The amazingly gifted guitarist and singer-songwriter Javier Trejo has knocked around the Twin Cities for ages and continues to blow audiences away. Back in the 1990’s, he broke on the scene with The Beads, playing straight old school San Francisco rock. The Beads released Ordinary Sunday People, front-loaded with high-power guitar accentuated by his screaming and articulate leads. Their jam-band rock was strong as sulfuric acid. That quality gave Trejo a splendid showcase and brought him to the attention of Stan Kipper and Chico Perez of New Primitives, another throwback to earlier eras, specializing in powerhouse Afro-Cuban rock, a component of which was long, drawn-out jams that had dancers bopping, as it’s said, until they damned dropped. Continue Reading

THEATER REVIEW: La Rondine

Color-blind casting continues to be an issue in American theater.  In opera, one might argue, without it how are artists of color to work?  After all, there isn’t exactly an over-abundance of roles written with characters of color.  And how many opportunities are there to be cast in a revival of, say, Porgy and Bess or Madame Butterfly?  Members of Skylark Opera’s production of Puccini La Rondine – two performers, who are of color, and the director, who is not, commented on the matter by email. Cecelia Violetta Lopez sings the role of Magda, who leaves her setup in the lap of luxury as a banker’s mistress, to go looking for love. Lopez’s solo concert credits include Mahler’s Symphony 4 and selections from Canteloube’s Chants d’Auvergne with the Henderson Symphony Orchestra, Rutter’s Mass of the Children with the Southern Nevada Musical Arts Society, Bach’s Magnificat with the University of Nevada – Las Vegas Symphony Orchestra and Rachmaninov’s Vocalise with the UNLV Chamber Orchestra. “I’ve never experienced a color and/or race issue in my growing career”, she reflects.  “I have been discriminated against in my lifetime, but those instances have been for being Mexican-American and/or female.  Sad, but true.”

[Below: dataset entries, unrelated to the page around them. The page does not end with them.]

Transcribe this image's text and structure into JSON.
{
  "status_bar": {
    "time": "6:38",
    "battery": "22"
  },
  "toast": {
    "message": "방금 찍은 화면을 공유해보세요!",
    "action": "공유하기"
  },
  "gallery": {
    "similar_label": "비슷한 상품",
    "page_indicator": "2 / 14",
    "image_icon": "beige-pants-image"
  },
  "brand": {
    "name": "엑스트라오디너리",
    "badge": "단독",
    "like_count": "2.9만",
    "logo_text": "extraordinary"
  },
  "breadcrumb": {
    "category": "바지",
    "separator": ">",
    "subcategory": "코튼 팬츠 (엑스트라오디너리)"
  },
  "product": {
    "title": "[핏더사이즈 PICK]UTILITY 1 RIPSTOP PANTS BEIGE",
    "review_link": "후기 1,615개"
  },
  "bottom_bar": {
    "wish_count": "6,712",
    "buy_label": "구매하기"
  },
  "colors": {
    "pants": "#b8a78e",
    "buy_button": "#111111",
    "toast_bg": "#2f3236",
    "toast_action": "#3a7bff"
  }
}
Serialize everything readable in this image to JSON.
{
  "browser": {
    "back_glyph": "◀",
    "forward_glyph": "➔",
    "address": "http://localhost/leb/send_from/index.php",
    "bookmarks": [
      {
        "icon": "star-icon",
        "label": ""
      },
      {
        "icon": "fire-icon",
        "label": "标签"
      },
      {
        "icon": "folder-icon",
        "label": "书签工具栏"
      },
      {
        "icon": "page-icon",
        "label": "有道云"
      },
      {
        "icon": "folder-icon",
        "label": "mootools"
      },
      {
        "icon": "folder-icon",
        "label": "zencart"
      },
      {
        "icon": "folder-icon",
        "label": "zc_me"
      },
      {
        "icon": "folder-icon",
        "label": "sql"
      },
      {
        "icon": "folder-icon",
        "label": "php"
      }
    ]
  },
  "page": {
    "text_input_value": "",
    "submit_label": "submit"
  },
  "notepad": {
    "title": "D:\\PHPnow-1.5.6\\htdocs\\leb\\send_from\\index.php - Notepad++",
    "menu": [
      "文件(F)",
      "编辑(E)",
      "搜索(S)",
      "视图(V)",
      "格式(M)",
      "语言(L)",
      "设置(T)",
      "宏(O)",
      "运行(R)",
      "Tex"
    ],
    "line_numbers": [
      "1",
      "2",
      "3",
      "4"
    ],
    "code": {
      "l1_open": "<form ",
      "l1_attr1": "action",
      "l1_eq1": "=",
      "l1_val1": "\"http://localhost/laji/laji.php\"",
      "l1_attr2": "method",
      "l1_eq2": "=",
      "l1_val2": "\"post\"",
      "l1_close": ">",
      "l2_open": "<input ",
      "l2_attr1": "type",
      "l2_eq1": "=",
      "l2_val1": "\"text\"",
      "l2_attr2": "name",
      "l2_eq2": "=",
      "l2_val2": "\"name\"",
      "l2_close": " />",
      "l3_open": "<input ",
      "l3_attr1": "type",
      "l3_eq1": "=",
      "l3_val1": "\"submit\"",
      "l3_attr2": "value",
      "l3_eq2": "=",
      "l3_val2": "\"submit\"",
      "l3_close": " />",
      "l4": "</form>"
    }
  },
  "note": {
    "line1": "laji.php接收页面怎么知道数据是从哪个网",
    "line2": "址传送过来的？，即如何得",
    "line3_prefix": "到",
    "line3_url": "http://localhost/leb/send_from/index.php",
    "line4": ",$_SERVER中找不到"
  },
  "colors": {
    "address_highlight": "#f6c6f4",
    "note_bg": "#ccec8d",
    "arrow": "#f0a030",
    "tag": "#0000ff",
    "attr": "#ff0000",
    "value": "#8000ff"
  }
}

Lopez then states, “I think race and opera are completely unrelated to each other. Continue Reading